Task instructions: From the entries below, copy out all lines holding "this".

________________

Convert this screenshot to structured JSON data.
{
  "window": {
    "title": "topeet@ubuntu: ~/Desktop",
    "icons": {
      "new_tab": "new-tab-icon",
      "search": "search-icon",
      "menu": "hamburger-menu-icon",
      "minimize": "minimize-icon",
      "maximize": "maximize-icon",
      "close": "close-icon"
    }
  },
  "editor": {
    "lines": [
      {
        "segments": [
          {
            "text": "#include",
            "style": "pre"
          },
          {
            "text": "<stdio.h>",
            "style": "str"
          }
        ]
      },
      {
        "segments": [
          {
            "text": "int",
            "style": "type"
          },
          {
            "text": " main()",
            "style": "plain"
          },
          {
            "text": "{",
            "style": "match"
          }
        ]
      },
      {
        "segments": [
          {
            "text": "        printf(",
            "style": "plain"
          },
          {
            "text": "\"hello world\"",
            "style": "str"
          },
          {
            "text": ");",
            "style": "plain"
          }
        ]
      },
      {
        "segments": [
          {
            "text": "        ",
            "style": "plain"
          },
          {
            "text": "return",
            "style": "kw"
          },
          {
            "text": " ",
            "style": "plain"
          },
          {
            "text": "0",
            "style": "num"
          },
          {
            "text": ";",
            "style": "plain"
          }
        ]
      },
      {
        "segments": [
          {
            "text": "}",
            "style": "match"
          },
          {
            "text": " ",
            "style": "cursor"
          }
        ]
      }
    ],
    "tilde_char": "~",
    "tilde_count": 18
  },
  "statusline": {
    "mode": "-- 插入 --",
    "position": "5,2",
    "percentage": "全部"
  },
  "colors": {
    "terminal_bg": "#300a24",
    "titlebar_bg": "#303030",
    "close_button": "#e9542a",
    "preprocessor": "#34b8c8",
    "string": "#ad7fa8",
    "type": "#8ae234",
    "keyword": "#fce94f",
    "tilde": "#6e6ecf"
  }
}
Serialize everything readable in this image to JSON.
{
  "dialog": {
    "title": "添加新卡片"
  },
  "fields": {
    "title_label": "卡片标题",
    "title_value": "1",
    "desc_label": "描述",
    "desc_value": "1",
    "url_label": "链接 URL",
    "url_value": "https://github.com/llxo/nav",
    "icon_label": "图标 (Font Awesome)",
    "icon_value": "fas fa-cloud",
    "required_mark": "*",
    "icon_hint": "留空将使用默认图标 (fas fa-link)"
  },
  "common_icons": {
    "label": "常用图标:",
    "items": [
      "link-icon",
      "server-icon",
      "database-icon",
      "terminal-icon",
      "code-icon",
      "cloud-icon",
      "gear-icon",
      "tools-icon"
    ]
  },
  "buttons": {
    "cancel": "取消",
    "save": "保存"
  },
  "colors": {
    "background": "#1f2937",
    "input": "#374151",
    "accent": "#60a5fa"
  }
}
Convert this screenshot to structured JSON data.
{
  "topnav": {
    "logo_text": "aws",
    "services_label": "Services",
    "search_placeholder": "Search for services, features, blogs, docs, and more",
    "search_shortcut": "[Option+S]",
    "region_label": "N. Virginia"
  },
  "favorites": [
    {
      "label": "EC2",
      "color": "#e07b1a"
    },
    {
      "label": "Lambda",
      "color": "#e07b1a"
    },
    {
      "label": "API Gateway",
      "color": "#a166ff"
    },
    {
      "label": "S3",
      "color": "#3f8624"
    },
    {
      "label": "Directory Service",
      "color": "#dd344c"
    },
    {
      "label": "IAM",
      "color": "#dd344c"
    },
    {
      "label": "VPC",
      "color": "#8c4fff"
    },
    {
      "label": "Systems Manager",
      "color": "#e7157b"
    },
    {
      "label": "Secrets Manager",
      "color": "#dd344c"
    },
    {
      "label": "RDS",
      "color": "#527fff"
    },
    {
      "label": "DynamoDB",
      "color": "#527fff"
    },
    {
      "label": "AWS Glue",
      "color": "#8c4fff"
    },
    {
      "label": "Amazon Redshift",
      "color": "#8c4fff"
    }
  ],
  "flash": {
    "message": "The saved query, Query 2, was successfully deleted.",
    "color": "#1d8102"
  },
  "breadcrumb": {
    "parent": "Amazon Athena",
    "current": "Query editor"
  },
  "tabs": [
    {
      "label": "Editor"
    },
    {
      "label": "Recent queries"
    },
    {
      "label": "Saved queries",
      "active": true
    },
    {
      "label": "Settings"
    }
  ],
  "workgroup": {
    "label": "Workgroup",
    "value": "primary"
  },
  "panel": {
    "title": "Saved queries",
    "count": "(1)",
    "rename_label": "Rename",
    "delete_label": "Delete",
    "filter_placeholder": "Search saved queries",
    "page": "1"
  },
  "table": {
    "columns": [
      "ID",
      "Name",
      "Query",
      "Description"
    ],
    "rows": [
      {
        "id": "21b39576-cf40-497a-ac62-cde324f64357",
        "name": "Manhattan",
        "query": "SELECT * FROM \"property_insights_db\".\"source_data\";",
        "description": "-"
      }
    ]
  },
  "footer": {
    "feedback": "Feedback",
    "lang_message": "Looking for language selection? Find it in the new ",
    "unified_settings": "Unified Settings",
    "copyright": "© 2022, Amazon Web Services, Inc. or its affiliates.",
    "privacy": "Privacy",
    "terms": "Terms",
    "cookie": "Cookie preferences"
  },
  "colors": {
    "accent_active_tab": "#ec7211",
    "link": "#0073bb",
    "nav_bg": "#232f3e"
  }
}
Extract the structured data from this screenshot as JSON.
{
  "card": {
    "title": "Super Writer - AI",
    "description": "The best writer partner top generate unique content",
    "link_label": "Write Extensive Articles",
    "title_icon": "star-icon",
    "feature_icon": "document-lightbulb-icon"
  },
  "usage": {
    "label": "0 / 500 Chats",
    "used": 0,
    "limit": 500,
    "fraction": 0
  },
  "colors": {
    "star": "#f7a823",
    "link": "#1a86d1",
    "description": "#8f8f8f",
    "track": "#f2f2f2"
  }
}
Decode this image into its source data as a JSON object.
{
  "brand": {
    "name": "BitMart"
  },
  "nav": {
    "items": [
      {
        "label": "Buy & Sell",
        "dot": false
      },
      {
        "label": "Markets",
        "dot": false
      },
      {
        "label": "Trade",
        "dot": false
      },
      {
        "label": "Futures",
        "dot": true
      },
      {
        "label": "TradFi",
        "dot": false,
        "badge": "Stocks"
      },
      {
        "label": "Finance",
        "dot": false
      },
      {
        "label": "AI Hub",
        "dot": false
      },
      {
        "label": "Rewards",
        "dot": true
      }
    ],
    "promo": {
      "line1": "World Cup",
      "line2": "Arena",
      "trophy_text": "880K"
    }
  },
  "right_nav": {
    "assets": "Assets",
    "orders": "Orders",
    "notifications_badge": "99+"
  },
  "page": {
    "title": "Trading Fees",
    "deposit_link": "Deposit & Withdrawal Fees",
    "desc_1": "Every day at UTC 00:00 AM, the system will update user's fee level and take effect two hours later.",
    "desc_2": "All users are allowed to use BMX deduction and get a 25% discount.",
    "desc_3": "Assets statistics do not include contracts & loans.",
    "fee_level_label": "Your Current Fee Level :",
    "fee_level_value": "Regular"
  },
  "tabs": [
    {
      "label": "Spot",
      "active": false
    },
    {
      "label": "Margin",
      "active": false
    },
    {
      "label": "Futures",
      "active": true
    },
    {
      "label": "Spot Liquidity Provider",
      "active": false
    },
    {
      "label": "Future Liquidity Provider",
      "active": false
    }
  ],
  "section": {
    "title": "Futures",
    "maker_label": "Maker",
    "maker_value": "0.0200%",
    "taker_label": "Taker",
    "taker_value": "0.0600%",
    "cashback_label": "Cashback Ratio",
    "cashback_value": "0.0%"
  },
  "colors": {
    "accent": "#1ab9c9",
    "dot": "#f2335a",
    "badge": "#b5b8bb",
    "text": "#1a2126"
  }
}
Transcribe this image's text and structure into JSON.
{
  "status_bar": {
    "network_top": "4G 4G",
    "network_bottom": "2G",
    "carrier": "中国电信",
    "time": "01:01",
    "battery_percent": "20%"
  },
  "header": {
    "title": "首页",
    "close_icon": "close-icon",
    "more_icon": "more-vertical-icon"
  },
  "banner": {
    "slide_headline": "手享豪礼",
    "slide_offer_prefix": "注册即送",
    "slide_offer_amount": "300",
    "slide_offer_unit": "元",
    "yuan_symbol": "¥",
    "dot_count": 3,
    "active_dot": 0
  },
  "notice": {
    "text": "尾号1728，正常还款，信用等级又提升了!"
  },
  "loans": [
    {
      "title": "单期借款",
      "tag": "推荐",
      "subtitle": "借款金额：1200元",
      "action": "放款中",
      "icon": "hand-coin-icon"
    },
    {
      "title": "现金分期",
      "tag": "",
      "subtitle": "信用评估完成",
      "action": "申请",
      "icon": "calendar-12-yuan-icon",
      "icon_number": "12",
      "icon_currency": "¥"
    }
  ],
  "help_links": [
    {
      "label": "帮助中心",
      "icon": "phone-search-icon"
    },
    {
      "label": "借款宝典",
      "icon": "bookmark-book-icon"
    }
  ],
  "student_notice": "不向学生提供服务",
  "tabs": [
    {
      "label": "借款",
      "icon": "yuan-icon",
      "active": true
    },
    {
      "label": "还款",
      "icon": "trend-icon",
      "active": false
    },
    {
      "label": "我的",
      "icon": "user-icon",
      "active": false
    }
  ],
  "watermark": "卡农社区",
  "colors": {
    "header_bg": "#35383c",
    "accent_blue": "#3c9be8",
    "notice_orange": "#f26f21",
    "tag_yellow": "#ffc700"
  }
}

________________

Reply:
Convert this screenshot to structured JSON data.
Serialize everything readable in this image to JSON.
Convert this screenshot to structured JSON data.
Extract the structured data from this screenshot as JSON.
Decode this image into its source data as a JSON object.
Transcribe this image's text and structure into JSON.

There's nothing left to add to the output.